  • Bardolino: Bardolino is a red wine produced from a blend of Corvina, Rondinella, and Molinara grapes in the Bardolino DOC region. It typically displays bright red fruit flavours, gentle tannins, and a light-to-medium body. Bardolino is appreciated for its easy-drinking nature and pairs well with various Italian dishes.

100 - 350 m


700 - 1000 mm


Alluvial with sedimentary deposits

top varietal

Glera, Garganega, Corvina

History of wine

The story of Veneto's winemaking begins in the Bronze Age, marking its initiation as one of the oldest winemaking regions in the world. Fast forward to around 200 B.C., the Roman Empire's influence in Veneto transformed winemaking from a local craft into a significant agricultural endeavor, significantly boosting the industry.

Post-Roman times saw the region adapting to changes brought by Barbarian invasions. Despite these disruptions, Veneto, supported by the thriving port of Venice, became a prominent center for art, fashion, and winemaking, enduring various political changes over the centuries.

Between the 13th and 15th centuries, Veneto became known for its distillation techniques, initially for medicinal purposes. This era also saw the writing of the treatise ‘De Conficienda Aqua Vitae’ in the 15th century, illustrating Veneto's early role in the distillation industry, especially in the production of grappa.

The 17th century brought about the 'Venetian method', a revolutionary approach to blending wines from different vintages to standardize quality.
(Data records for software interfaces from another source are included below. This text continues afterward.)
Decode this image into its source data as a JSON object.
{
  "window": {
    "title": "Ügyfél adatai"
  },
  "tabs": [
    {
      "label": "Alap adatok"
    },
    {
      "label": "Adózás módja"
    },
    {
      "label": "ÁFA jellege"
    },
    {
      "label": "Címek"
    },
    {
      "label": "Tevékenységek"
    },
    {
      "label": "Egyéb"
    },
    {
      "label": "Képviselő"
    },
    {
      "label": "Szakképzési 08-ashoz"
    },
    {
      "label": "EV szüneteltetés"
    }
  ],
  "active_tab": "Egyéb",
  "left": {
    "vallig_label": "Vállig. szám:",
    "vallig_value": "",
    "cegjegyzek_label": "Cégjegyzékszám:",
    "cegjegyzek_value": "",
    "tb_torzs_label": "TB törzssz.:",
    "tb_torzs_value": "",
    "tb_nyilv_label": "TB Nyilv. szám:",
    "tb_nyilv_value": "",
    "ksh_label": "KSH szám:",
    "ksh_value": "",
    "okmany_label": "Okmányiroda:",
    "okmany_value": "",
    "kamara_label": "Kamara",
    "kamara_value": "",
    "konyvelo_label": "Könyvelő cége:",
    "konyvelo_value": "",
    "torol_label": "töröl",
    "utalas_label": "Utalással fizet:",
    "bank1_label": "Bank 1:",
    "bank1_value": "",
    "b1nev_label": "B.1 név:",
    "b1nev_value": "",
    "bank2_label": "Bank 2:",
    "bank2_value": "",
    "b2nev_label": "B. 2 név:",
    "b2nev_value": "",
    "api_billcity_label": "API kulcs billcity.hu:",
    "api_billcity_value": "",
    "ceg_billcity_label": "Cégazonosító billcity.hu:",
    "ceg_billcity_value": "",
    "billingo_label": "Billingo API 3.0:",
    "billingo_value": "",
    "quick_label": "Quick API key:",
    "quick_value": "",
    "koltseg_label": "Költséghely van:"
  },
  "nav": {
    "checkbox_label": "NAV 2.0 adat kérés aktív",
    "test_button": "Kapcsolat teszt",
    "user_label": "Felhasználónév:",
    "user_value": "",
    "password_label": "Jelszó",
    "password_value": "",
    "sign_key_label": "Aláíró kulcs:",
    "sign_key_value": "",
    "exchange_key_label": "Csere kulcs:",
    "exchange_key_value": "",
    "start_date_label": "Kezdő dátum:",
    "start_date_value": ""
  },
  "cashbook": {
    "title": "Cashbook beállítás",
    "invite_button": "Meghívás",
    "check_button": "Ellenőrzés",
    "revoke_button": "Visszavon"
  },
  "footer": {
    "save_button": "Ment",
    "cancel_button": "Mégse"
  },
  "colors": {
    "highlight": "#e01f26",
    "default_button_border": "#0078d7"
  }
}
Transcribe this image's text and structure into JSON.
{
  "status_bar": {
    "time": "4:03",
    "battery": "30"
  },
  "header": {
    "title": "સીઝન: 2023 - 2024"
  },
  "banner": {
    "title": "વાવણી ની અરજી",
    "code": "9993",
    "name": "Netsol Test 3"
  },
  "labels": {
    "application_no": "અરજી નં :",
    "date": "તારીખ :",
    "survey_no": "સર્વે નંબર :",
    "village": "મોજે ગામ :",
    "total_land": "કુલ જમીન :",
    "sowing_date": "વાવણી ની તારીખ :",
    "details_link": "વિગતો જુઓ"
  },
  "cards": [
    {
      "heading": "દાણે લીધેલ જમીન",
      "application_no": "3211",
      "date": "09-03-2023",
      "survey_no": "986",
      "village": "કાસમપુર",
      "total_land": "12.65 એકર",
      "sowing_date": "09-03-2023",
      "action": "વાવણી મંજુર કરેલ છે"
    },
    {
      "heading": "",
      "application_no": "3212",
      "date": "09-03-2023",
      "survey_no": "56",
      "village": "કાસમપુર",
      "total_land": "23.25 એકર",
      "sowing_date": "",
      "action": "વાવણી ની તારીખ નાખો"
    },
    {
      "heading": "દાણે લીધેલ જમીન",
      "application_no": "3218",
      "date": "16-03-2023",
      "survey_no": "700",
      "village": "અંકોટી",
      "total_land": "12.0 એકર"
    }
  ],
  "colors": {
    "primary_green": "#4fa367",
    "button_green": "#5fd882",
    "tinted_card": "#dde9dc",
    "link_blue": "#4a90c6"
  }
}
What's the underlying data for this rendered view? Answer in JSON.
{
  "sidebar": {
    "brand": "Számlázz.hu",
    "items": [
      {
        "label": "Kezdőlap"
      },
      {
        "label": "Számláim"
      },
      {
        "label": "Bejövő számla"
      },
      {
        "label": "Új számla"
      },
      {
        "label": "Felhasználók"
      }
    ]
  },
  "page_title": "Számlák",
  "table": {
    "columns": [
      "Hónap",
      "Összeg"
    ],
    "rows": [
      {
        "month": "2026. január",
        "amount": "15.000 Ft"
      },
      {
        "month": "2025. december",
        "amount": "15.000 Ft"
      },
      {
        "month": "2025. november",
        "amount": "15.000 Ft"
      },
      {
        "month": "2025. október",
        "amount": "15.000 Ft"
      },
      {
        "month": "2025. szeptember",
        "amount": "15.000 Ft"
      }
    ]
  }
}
However, this century also signaled the start of a decline in Veneto's dominance in the wine trade, as new beverage preferences and competition from regions like Bordeaux emerged.

Veneto's educational advancements in winemaking took place in the 18th and 19th centuries. The Academy of Agriculture was established in Treviso, followed by the foundation of a similar academy in Conegliano and the school of Oenology.

Through these chronological developments, Veneto's winemaking history showcases a journey of enduring innovation, resilience, and adaptability, underpinning its significant role in the global wine narrative.